_What you are asked to do:_ Among the lines below, count those with "title". Give the total alone.

_Records supplied:_

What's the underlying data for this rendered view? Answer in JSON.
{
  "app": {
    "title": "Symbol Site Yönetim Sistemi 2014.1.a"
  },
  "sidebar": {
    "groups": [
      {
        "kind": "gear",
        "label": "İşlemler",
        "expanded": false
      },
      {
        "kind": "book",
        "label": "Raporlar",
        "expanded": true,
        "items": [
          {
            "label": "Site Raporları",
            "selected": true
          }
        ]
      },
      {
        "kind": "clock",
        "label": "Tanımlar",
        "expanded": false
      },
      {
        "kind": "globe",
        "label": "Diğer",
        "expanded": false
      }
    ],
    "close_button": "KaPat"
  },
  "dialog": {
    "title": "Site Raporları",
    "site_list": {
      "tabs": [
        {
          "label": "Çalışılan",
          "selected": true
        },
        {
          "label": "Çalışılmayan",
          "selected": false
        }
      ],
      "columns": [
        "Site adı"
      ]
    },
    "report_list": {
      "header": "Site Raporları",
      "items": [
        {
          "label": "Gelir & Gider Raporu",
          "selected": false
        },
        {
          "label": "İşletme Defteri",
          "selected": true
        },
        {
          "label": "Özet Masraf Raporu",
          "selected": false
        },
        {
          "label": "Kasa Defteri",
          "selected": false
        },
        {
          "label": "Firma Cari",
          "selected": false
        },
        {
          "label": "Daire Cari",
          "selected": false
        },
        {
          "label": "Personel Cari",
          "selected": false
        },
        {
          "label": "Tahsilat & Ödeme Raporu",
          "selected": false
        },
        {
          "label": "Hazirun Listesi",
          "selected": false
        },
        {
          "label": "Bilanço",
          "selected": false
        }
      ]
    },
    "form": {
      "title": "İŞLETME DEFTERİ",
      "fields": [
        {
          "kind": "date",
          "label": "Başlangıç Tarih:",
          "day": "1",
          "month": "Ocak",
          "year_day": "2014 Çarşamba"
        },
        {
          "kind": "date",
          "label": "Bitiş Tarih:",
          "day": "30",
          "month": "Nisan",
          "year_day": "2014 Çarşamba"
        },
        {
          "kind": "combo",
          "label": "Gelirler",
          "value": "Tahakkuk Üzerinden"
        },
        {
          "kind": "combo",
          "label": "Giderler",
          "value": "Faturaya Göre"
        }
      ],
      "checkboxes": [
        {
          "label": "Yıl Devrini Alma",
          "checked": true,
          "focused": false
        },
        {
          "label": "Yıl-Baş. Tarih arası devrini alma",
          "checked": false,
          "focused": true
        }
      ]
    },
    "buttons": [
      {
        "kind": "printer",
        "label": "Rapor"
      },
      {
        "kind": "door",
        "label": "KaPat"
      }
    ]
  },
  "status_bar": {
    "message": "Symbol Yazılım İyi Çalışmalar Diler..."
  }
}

_Written response:_ 3